I am always on the lookout for good blog topics. If you are attending, and you've got an interesting or innovative project related to any of my posts, look me up. Or if you're working on concepts or ideas or programs you'd like to talk about off the record, I can do that, too. (Have NDA. Will travel.)

Just send an email to gbpolivka (at), and let's have a cup of coffee!


Monday, November 2, 2009

What technologies will regenerate the textbook?

If my thesis is accurate, and the textbook is a creature with an interactive multimedia soul that has been doomed for over a century to live in bondage to paper and ink, then the question arises... what technologies are most likely to free it from its prison? From reader Allan Jacobs:

"[I hope] we’ll soon be blessed with technology that will totally revolutionize content delivery and learning. How far off do we really think something like the much-rumored, much-anticipated Apple Tablet really is? Could we, in perhaps the next 3 – 6 months, be looking at a multifunctional (3G network phone, MP3 player, laptop computer with ubiquitous connectivity, digital camera/webcam), 8 – 12 inch touch-screen tablet with 5-6 times the resolution of an iPod Touch or iPhone screen and a new 'e-book' section of iTunes?"

I think Allan is onto something, particularly with that last phrase. I've been thinking about the iTunes of textbook publishing for quite some time, as have at least one or two others. Brian Chen at Wired has considered the possibility. "Apple," he says, "can give iTunes users the ability to download individual chapters, priced between a few cents to a few bucks each...It might even have the same earthshaking potential to transform an entire industry by refocusing it on the content people actually want instead of the bundles that publishers want them to buy." Obviously, he's comparing the publishing industry to the music industry.
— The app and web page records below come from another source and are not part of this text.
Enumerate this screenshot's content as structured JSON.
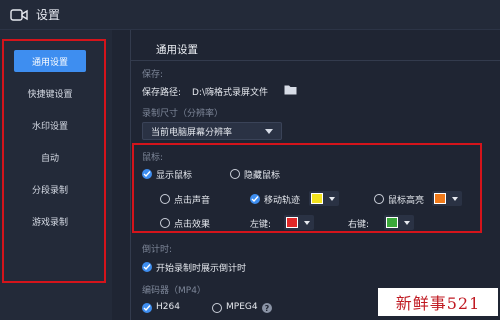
{
  "window": {
    "title": "设置"
  },
  "sidebar": {
    "items": [
      {
        "label": "通用设置",
        "active": true
      },
      {
        "label": "快捷键设置",
        "active": false
      },
      {
        "label": "水印设置",
        "active": false
      },
      {
        "label": "自动",
        "active": false
      },
      {
        "label": "分段录制",
        "active": false
      },
      {
        "label": "游戏录制",
        "active": false
      }
    ]
  },
  "main": {
    "section_title": "通用设置",
    "save": {
      "group_label": "保存:",
      "path_label": "保存路径:",
      "path_value": "D:\\嗨格式录屏文件"
    },
    "record_size": {
      "group_label": "录制尺寸（分辨率）",
      "selected": "当前电脑屏幕分辨率"
    },
    "mouse": {
      "group_label": "鼠标:",
      "show_cursor": "显示鼠标",
      "hide_cursor": "隐藏鼠标",
      "click_sound": "点击声音",
      "move_track": "移动轨迹",
      "cursor_highlight": "鼠标高亮",
      "click_effect": "点击效果",
      "left_key": "左键:",
      "right_key": "右键:"
    },
    "countdown": {
      "group_label": "倒计时:",
      "option": "开始录制时展示倒计时"
    },
    "encoder": {
      "group_label": "编码器（MP4）",
      "h264": "H264",
      "mpeg4": "MPEG4"
    }
  },
  "colors": {
    "accent": "#3e8ef0",
    "highlight_box": "#d4141b",
    "move_track_swatch": "#f2e21e",
    "cursor_highlight_swatch": "#f07a1a",
    "left_key_swatch": "#e02828",
    "right_key_swatch": "#3aa83a"
  },
  "watermark_text": "新鲜事521"
}
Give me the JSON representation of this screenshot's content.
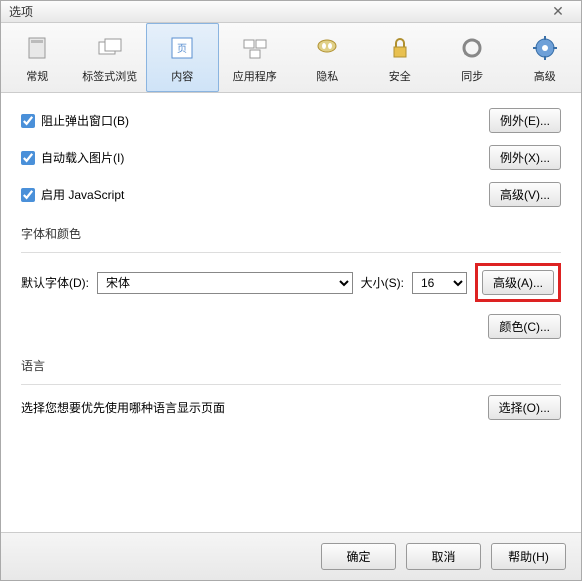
{
  "title": "选项",
  "toolbar": [
    {
      "label": "常规",
      "icon": "general"
    },
    {
      "label": "标签式浏览",
      "icon": "tabs"
    },
    {
      "label": "内容",
      "icon": "content",
      "active": true
    },
    {
      "label": "应用程序",
      "icon": "apps"
    },
    {
      "label": "隐私",
      "icon": "privacy"
    },
    {
      "label": "安全",
      "icon": "security"
    },
    {
      "label": "同步",
      "icon": "sync"
    },
    {
      "label": "高级",
      "icon": "advanced"
    }
  ],
  "checks": {
    "popup": {
      "label": "阻止弹出窗口(B)",
      "btn": "例外(E)..."
    },
    "images": {
      "label": "自动载入图片(I)",
      "btn": "例外(X)..."
    },
    "js": {
      "label": "启用 JavaScript",
      "btn": "高级(V)..."
    }
  },
  "font_section": {
    "title": "字体和颜色",
    "default_label": "默认字体(D):",
    "font_value": "宋体",
    "size_label": "大小(S):",
    "size_value": "16",
    "advanced_btn": "高级(A)...",
    "color_btn": "颜色(C)..."
  },
  "lang_section": {
    "title": "语言",
    "desc": "选择您想要优先使用哪种语言显示页面",
    "btn": "选择(O)..."
  },
  "footer": {
    "ok": "确定",
    "cancel": "取消",
    "help": "帮助(H)"
  }
}
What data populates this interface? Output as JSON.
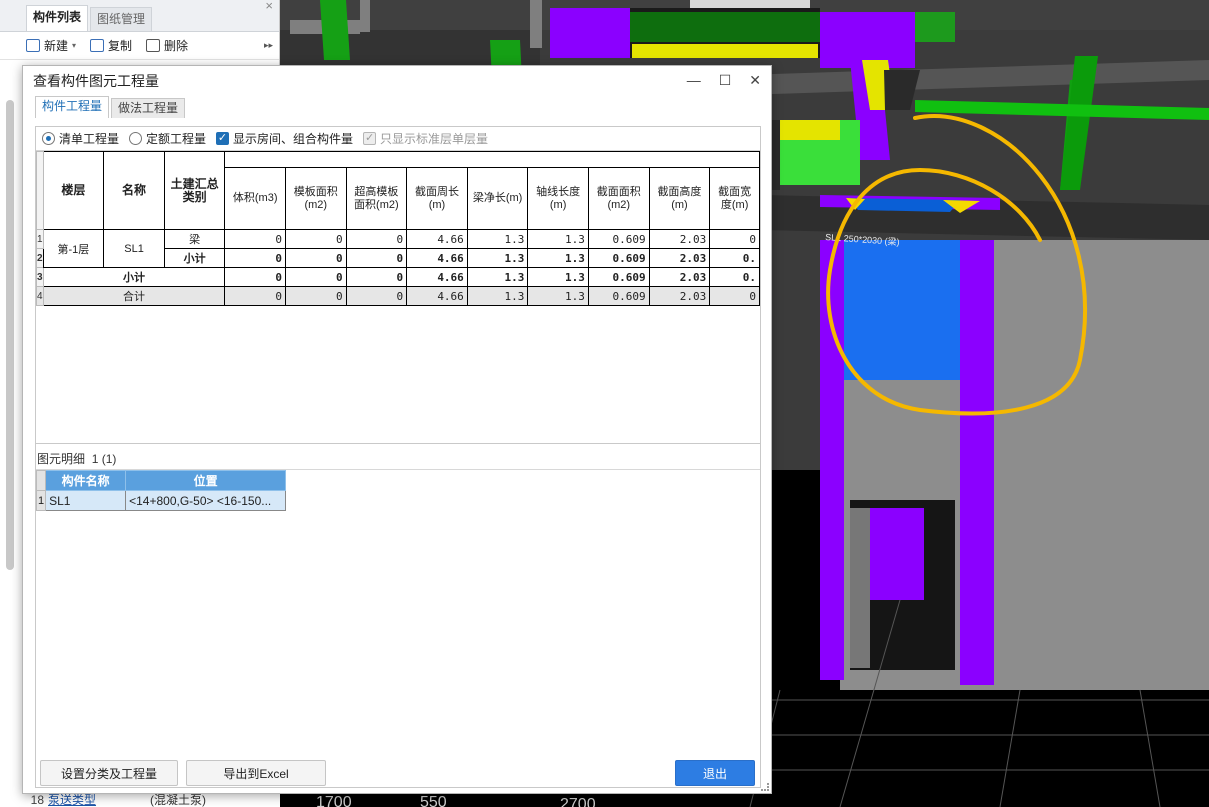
{
  "left_panel": {
    "tabs": [
      "构件列表",
      "图纸管理"
    ],
    "close_glyph": "×",
    "toolbar": {
      "new_label": "新建",
      "copy_label": "复制",
      "delete_label": "删除"
    },
    "bottom_row": {
      "num": "18",
      "key": "泵送类型",
      "value": "(混凝土泵)"
    }
  },
  "dialog": {
    "title": "查看构件图元工程量",
    "tabs": [
      "构件工程量",
      "做法工程量"
    ],
    "options": {
      "radio_bill": "清单工程量",
      "radio_quota": "定额工程量",
      "chk_show_rooms": "显示房间、组合构件量",
      "chk_std_floor": "只显示标准层单层量"
    },
    "table": {
      "headers": {
        "floor": "楼层",
        "name": "名称",
        "category": "土建汇总类别",
        "cols": [
          "体积(m3)",
          "模板面积(m2)",
          "超高模板面积(m2)",
          "截面周长(m)",
          "梁净长(m)",
          "轴线长度(m)",
          "截面面积(m2)",
          "截面高度(m)",
          "截面宽度(m)"
        ]
      },
      "rows": [
        {
          "rn": "1",
          "category": "梁",
          "values": [
            "0",
            "0",
            "0",
            "4.66",
            "1.3",
            "1.3",
            "0.609",
            "2.03",
            "0"
          ]
        },
        {
          "rn": "2",
          "category": "小计",
          "values": [
            "0",
            "0",
            "0",
            "4.66",
            "1.3",
            "1.3",
            "0.609",
            "2.03",
            "0."
          ]
        },
        {
          "rn": "3",
          "label": "小计",
          "values": [
            "0",
            "0",
            "0",
            "4.66",
            "1.3",
            "1.3",
            "0.609",
            "2.03",
            "0."
          ]
        },
        {
          "rn": "4",
          "label": "合计",
          "values": [
            "0",
            "0",
            "0",
            "4.66",
            "1.3",
            "1.3",
            "0.609",
            "2.03",
            "0"
          ]
        }
      ],
      "floor_value": "第-1层",
      "name_value": "SL1"
    },
    "detail": {
      "title": "图元明细",
      "count": "1 (1)",
      "headers": [
        "构件名称",
        "位置"
      ],
      "rows": [
        {
          "rn": "1",
          "name": "SL1",
          "position": "<14+800,G-50> <16-150..."
        }
      ]
    },
    "buttons": {
      "settings": "设置分类及工程量",
      "export": "导出到Excel",
      "exit": "退出"
    }
  },
  "viewport": {
    "bottom_labels": [
      "1700",
      "550",
      "2700"
    ],
    "dim_text": "SL1 250*2030 (梁)"
  },
  "colors": {
    "accent": "#2d7de3",
    "purple": "#8b00ff",
    "green": "#22b022",
    "annotation": "#f5b800"
  }
}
I think that's valid. (Here's his whole article.)

But are there other, less obvious ways to transform the textbook industry? I think so. I think there is a stealth operation already underway. Ever heard of MyMathLab from Pearson? MyEconLab? MyStatLab? The Pearson "MyLab" series has already torn open a frayed seam of the textbook industry's collective pocket, and through that tear I believe many a coin will fall. In 2008 there were over 3.8 million students using one of these MyLab products, a 47% jump over the previous year. And don't miss this fact: Pearson boasts of independent proof of improved learning outcomes.*

What is a MyLab product? I posted on this earlier [check it out], but it is functionally a textbook, disguised as a homework product. There are 5 things a textbook must do to be a textbook, and it does them all. It... 1) provides content; 2) organizes lessons; 3) offers homework, 4) provides assessment, both practice and graded, and 5) sets content standards. But it doesn't look or feel like a textbook. It doesn't talk or walk like one, either (at least not if you consider the voice of a textbook to be an instructor saying, "Turn to page two hundred thirty-eight," and the gait of a textbook to be the bumping of a bulging backpack, bruising some poor student's backside).

Pearson is not alone. Jones & Bartlett, one of the giant's smaller competitors, has a thing called CDX. It doesn't work like MyLab, but it performs all the same functions, it's all online, and none of it is ever promoted or presented as a textbook. But Pearson and J&B are textbook publishing companies. And these are hot products that they sell without paper and cardboard.

So, in my estimation that wretched, trapped thing that has looked and felt like a book for so long is already shedding its fetters, smoothing its feathers, and stretching its wings in pursuit of its rightful place in the great digital and interactive world.